Today marks the 100th anniversary of the first aerial combat victory:
On August 25, Roland Garros and Lt. de Bernis became the first flyers to damage an enemy aircraft. Flying a Morane Parasol, they shot at a German airplane, which escaped in a dive, although one of the two men onboard was wounded. On September 7, Russian Pyotr Nesterov was the first pilot to destroy an enemy airplane, but he did it by ramming his Morane into an Austrian Albatros. Both air crews died as a result.
Then, on October 5, French pilot Sgt. Joseph Frantz and his mechanic/gunner, Louis Quénault, shot down a German biplane near Reims to record what is considered the first official aerial combat victory. Méchin tells the story in detail in this month’s edition of the French aviation history magazine Le Fana de l’aviation.
My latest at the National Interest is a broad assessment of the role of PGMs in American grand strategy:
How has the growth of the Precision-Guided Munitions (PGM) complex changed the balance of international power? More specifically, how has the U.S. military’s embrace of this system of weapons affected its ability to accomplish U.S. national goals? The president’s decision to pursue the war against ISIS strictly through the means of airpower and seapower makes the question particularly relevant. The United States will fight ISIS with precision-guided munitions, and apparently little else. It’s worth asking how effective they are in accomplishing national ends. The answer, it turns out, is surprisingly mixed.
And so at risk of pursuing the mushy middle road, we in academia can grant that the Confucius Institutes represent an act of (not entirely disinterested) generosity on the part of the People’s of Republic of China, and we can do our best to take advantage of this generosity in both our research and on behalf of our students. The United States is not at war with China; it maintains correct diplomatic relations with Beijing and American business conducts commerce with China on a vast scale. At the same time, without worrying overmuch that we’re submitting to the “rhythm of totalitarianism,” we need to remember that the Institutes represent one (privileged) vision of China’s past, present, and future. The CI is not a center for disinterested research (although few places are), and we can’t expect academic even-handedness with respect to the critical political challenges affecting the U.S.-China relationship today.
Found this in the basement of a local church (the girls have music class in the next room):
The original is by Harry Anderson, finished in 1961. The most common interpretation (based on the title, Prince of Peace) is that the Savior is expressing support for the world-peace-bringing mission of the United Nations (his position on the United Nations Command in the Korean War is less certain). Alternative interpretations include “Giant Jesus Confirms Impotence of United Nations Security Council,” “500′ Nazarene Turns on UN After Slaying Godzilla,” “Enormous Christ Offers to Redeem Sins of Canadian Diplomat Who Double Parked His Dodge Station Wagon.”

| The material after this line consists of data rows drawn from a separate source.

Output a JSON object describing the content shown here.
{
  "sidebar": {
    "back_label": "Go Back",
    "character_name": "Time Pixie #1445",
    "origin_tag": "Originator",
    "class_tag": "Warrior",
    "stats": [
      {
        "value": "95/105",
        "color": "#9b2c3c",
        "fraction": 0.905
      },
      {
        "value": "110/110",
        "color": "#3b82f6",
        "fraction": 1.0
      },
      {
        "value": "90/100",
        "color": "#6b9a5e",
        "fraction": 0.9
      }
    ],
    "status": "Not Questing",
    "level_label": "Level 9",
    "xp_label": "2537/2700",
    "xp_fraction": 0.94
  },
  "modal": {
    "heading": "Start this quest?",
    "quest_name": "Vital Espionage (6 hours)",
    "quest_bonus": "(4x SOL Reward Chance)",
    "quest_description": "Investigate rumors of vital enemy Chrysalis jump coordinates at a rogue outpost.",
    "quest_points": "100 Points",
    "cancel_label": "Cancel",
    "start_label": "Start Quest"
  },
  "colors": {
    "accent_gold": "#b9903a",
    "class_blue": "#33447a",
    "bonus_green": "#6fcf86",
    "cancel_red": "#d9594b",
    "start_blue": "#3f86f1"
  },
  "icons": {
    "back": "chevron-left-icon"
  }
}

I stop paying attention for a few months, and this happens:
Congratulations to Matt, who has an uncanny skill at the particular game. I’d offer an LGM prize, but Matt has always refused. Next year!